Reproduce the whole listing that follows, character for character, and drop the images.

•••••

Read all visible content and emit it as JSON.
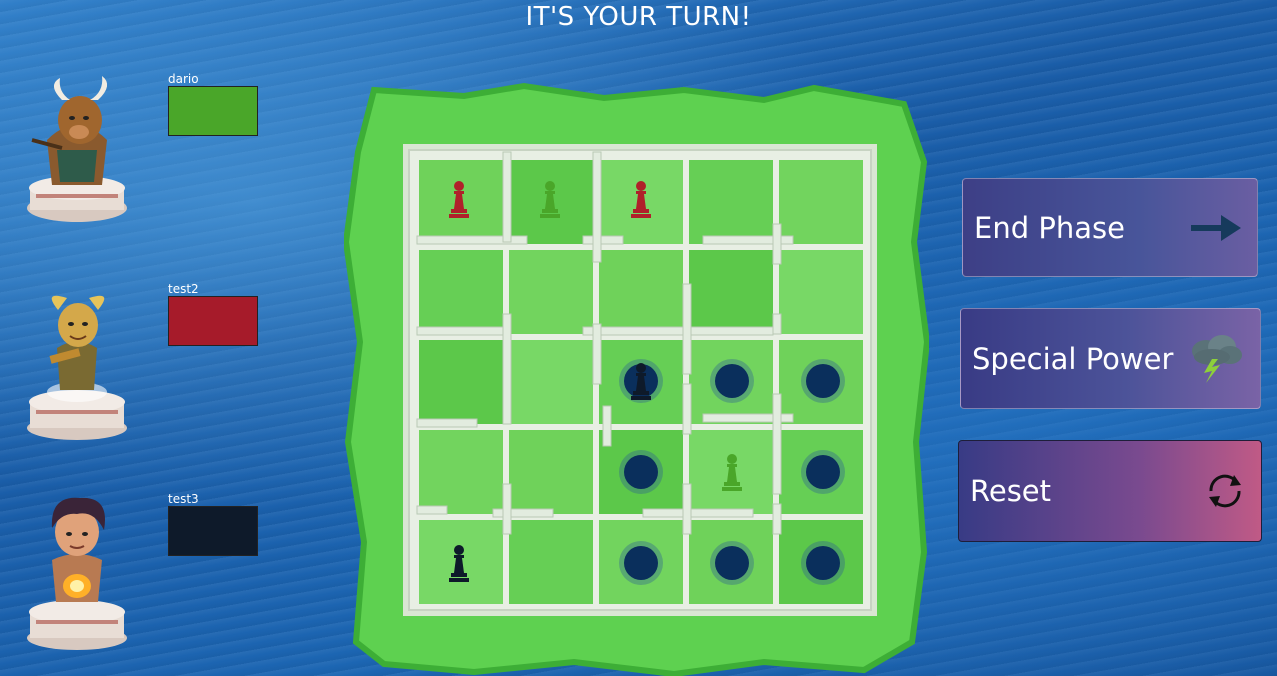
{
  "header": {
    "turn_text": "IT'S YOUR TURN!"
  },
  "players": [
    {
      "name": "dario",
      "color": "#4aa629",
      "avatar": "minotaur-avatar"
    },
    {
      "name": "test2",
      "color": "#a61b2a",
      "avatar": "pan-avatar"
    },
    {
      "name": "test3",
      "color": "#0e1a2a",
      "avatar": "prometheus-avatar"
    }
  ],
  "board": {
    "size": 5,
    "pieces": [
      {
        "row": 0,
        "col": 0,
        "color": "#b0202a",
        "name": "red-pawn"
      },
      {
        "row": 0,
        "col": 1,
        "color": "#4aa629",
        "name": "green-pawn"
      },
      {
        "row": 0,
        "col": 2,
        "color": "#b0202a",
        "name": "red-pawn"
      },
      {
        "row": 2,
        "col": 2,
        "color": "#0e1a2a",
        "name": "black-pawn"
      },
      {
        "row": 3,
        "col": 3,
        "color": "#4aa629",
        "name": "green-pawn"
      },
      {
        "row": 4,
        "col": 0,
        "color": "#0e1a2a",
        "name": "black-pawn"
      }
    ],
    "moves": [
      {
        "row": 2,
        "col": 2
      },
      {
        "row": 2,
        "col": 3
      },
      {
        "row": 2,
        "col": 4
      },
      {
        "row": 3,
        "col": 2
      },
      {
        "row": 3,
        "col": 4
      },
      {
        "row": 4,
        "col": 2
      },
      {
        "row": 4,
        "col": 3
      },
      {
        "row": 4,
        "col": 4
      }
    ],
    "move_marker_color": "#0a2f5c"
  },
  "actions": {
    "end_phase": {
      "label": "End Phase",
      "icon": "arrow-right-icon"
    },
    "special_power": {
      "label": "Special Power",
      "icon": "storm-cloud-icon"
    },
    "reset": {
      "label": "Reset",
      "icon": "refresh-icon"
    }
  }
}
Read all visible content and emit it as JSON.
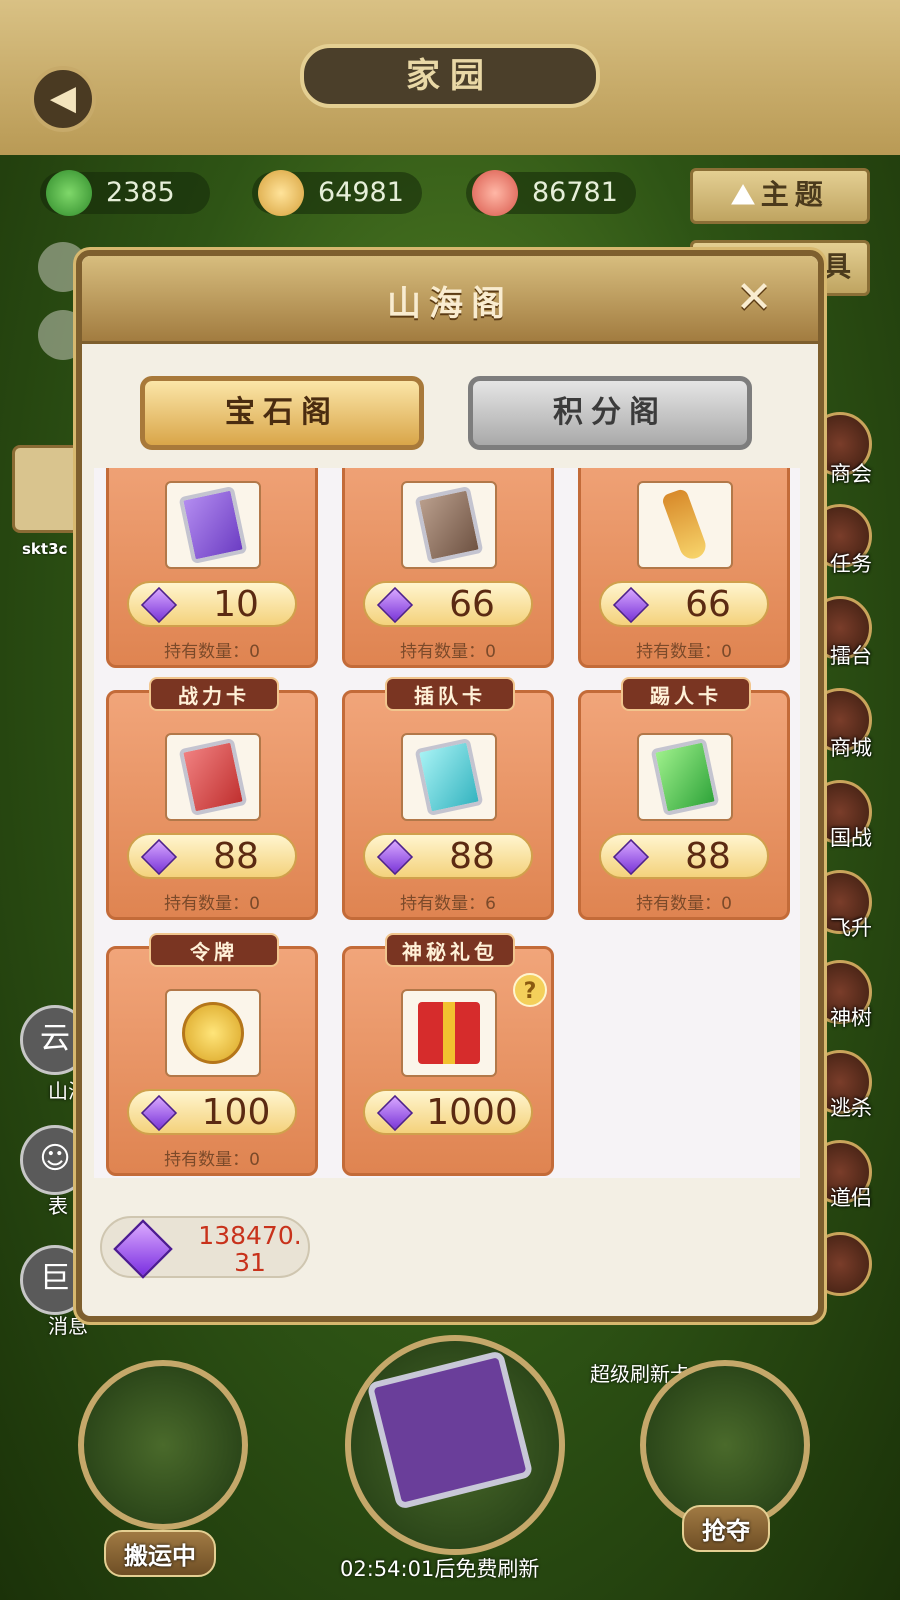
{
  "header": {
    "title": "家园",
    "back_icon": "back-arrow-icon"
  },
  "resources": [
    {
      "value": "2385",
      "color": "#2f8a2a"
    },
    {
      "value": "64981",
      "color": "#d6a03a"
    },
    {
      "value": "86781",
      "color": "#d8574a"
    }
  ],
  "theme_button": {
    "label": "主题"
  },
  "theme_button2": {
    "label": "具"
  },
  "player": {
    "name": "skt3c"
  },
  "right_menu": [
    "商会",
    "任务",
    "擂台",
    "商城",
    "国战",
    "飞升",
    "神树",
    "逃杀",
    "道侣"
  ],
  "left_menu": [
    {
      "label": "山海",
      "glyph": "云"
    },
    {
      "label": "表",
      "glyph": "☺"
    },
    {
      "label": "消息",
      "glyph": "巨"
    }
  ],
  "bottom": {
    "carry": "搬运中",
    "rob": "抢夺",
    "refresh_card_label": "超级刷新卡",
    "timer": "02:54:01后免费刷新"
  },
  "modal": {
    "title": "山海阁",
    "close_label": "✕",
    "tabs": {
      "gem": "宝石阁",
      "points": "积分阁"
    },
    "owned_prefix": "持有数量：",
    "items": [
      {
        "name": "",
        "price": "10",
        "owned": "0",
        "icon": "purple-card-icon"
      },
      {
        "name": "",
        "price": "66",
        "owned": "0",
        "icon": "brown-card-icon"
      },
      {
        "name": "",
        "price": "66",
        "owned": "0",
        "icon": "golden-shovel-icon"
      },
      {
        "name": "战力卡",
        "price": "88",
        "owned": "0",
        "icon": "red-card-icon"
      },
      {
        "name": "插队卡",
        "price": "88",
        "owned": "6",
        "icon": "cyan-card-icon"
      },
      {
        "name": "踢人卡",
        "price": "88",
        "owned": "0",
        "icon": "green-card-icon"
      },
      {
        "name": "令牌",
        "price": "100",
        "owned": "0",
        "icon": "gold-token-icon"
      },
      {
        "name": "神秘礼包",
        "price": "1000",
        "owned": "",
        "icon": "gift-box-icon"
      }
    ],
    "balance": "138470.31"
  },
  "colors": {
    "gem": "#7b37d8",
    "balance_text": "#c8321b",
    "card_bg": "#df8451"
  }
}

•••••

--- Solution below ---
Read all visible content and emit it as JSON.
{
  "header": {
    "turn_text": "IT'S YOUR TURN!"
  },
  "players": [
    {
      "name": "dario",
      "color": "#4aa629",
      "avatar": "minotaur-avatar"
    },
    {
      "name": "test2",
      "color": "#a61b2a",
      "avatar": "pan-avatar"
    },
    {
      "name": "test3",
      "color": "#0e1a2a",
      "avatar": "prometheus-avatar"
    }
  ],
  "board": {
    "size": 5,
    "pieces": [
      {
        "row": 0,
        "col": 0,
        "color": "#b0202a",
        "name": "red-pawn"
      },
      {
        "row": 0,
        "col": 1,
        "color": "#4aa629",
        "name": "green-pawn"
      },
      {
        "row": 0,
        "col": 2,
        "color": "#b0202a",
        "name": "red-pawn"
      },
      {
        "row": 2,
        "col": 2,
        "color": "#0e1a2a",
        "name": "black-pawn"
      },
      {
        "row": 3,
        "col": 3,
        "color": "#4aa629",
        "name": "green-pawn"
      },
      {
        "row": 4,
        "col": 0,
        "color": "#0e1a2a",
        "name": "black-pawn"
      }
    ],
    "moves": [
      {
        "row": 2,
        "col": 2
      },
      {
        "row": 2,
        "col": 3
      },
      {
        "row": 2,
        "col": 4
      },
      {
        "row": 3,
        "col": 2
      },
      {
        "row": 3,
        "col": 4
      },
      {
        "row": 4,
        "col": 2
      },
      {
        "row": 4,
        "col": 3
      },
      {
        "row": 4,
        "col": 4
      }
    ],
    "move_marker_color": "#0a2f5c"
  },
  "actions": {
    "end_phase": {
      "label": "End Phase",
      "icon": "arrow-right-icon"
    },
    "special_power": {
      "label": "Special Power",
      "icon": "storm-cloud-icon"
    },
    "reset": {
      "label": "Reset",
      "icon": "refresh-icon"
    }
  }
}
Read all visible content and emit it as JSON.
{
  "header": {
    "title": "家园",
    "back_icon": "back-arrow-icon"
  },
  "resources": [
    {
      "value": "2385",
      "color": "#2f8a2a"
    },
    {
      "value": "64981",
      "color": "#d6a03a"
    },
    {
      "value": "86781",
      "color": "#d8574a"
    }
  ],
  "theme_button": {
    "label": "主题"
  },
  "theme_button2": {
    "label": "具"
  },
  "player": {
    "name": "skt3c"
  },
  "right_menu": [
    "商会",
    "任务",
    "擂台",
    "商城",
    "国战",
    "飞升",
    "神树",
    "逃杀",
    "道侣"
  ],
  "left_menu": [
    {
      "label": "山海",
      "glyph": "云"
    },
    {
      "label": "表",
      "glyph": "☺"
    },
    {
      "label": "消息",
      "glyph": "巨"
    }
  ],
  "bottom": {
    "carry": "搬运中",
    "rob": "抢夺",
    "refresh_card_label": "超级刷新卡",
    "timer": "02:54:01后免费刷新"
  },
  "modal": {
    "title": "山海阁",
    "close_label": "✕",
    "tabs": {
      "gem": "宝石阁",
      "points": "积分阁"
    },
    "owned_prefix": "持有数量：",
    "items": [
      {
        "name": "",
        "price": "10",
        "owned": "0",
        "icon": "purple-card-icon"
      },
      {
        "name": "",
        "price": "66",
        "owned": "0",
        "icon": "brown-card-icon"
      },
      {
        "name": "",
        "price": "66",
        "owned": "0",
        "icon": "golden-shovel-icon"
      },
      {
        "name": "战力卡",
        "price": "88",
        "owned": "0",
        "icon": "red-card-icon"
      },
      {
        "name": "插队卡",
        "price": "88",
        "owned": "6",
        "icon": "cyan-card-icon"
      },
      {
        "name": "踢人卡",
        "price": "88",
        "owned": "0",
        "icon": "green-card-icon"
      },
      {
        "name": "令牌",
        "price": "100",
        "owned": "0",
        "icon": "gold-token-icon"
      },
      {
        "name": "神秘礼包",
        "price": "1000",
        "owned": "",
        "icon": "gift-box-icon"
      }
    ],
    "balance": "138470.31"
  },
  "colors": {
    "gem": "#7b37d8",
    "balance_text": "#c8321b",
    "card_bg": "#df8451"
  }
}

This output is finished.